Year of compilation: 2001
In the summer, the cliffs hold seven species of cliff-nesting seabirds: Double-crested Cormorants, Great Cormorants (a new nester), Great Black-backed Gulls, Herring Gulls, Black-legged Kittiwakes, Black Guillemots and Razorbills. Most numerous are the Black-legged Kittiwake. In 1989, the year of the most recent survey, 4492 pairs of kittiwake occupied the cliffs of Cap d’ Espoir, representing about 2% of the western Atlantic population.
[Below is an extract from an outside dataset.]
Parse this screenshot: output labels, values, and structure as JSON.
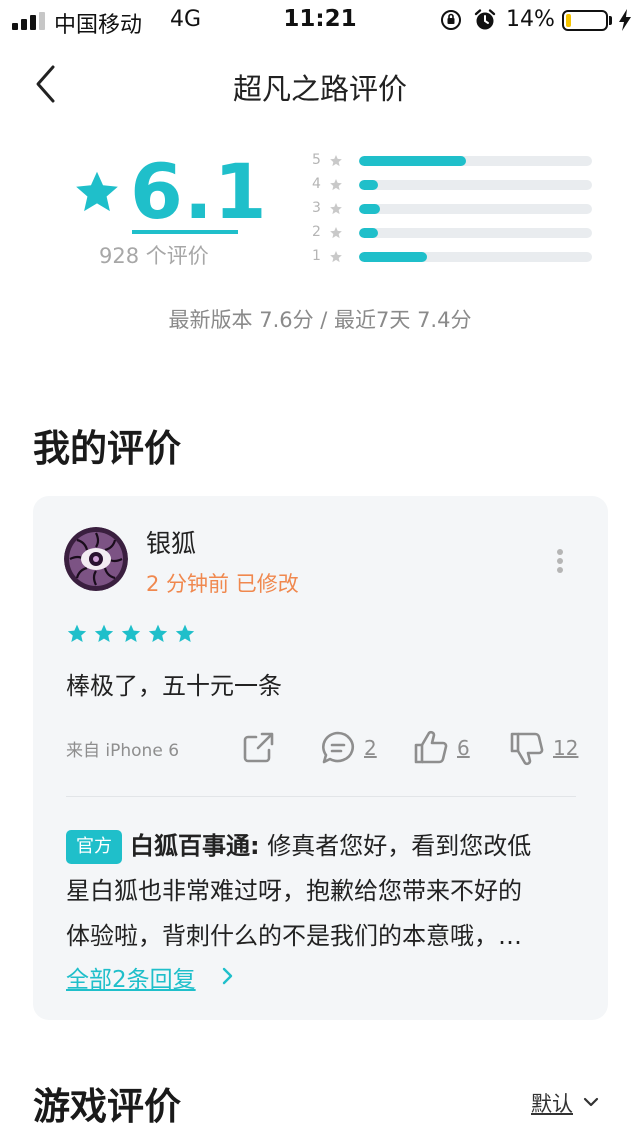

If a five-year average of the most recent counts is calculated (in this case including surveys as early as 1974), then the average of 2249 pairs represents just under 1% of the, generally increasing, western Atlantic population.
In spring migration, up to 5000 Common Murres have been seen, as have hundreds of scoters (all three species) and eiders which flock together off the point. The site is also frequented regularly by individual Peregrine Falcons and Short-eared Owls in the spring. Both species are listed by the Committee on the Status of Endangered Wildlife in Canada, as threatened and vulnerable respectively.
This site is part of the Baie des Chaleurs Zone d’ Intervention Prioritaire (Priority Intervention Area), and World Wildlife Fund and the UQCN (Quebec Union for the Conservation of Nature) recognised that this site had conservation interest by designating it a Natural Site Without Legal Status.
BirdLife International (2020) Important Bird Areas factsheet: Cap d'Espoir. Downloaded from http://www.birdlife.org on 05/08/2020.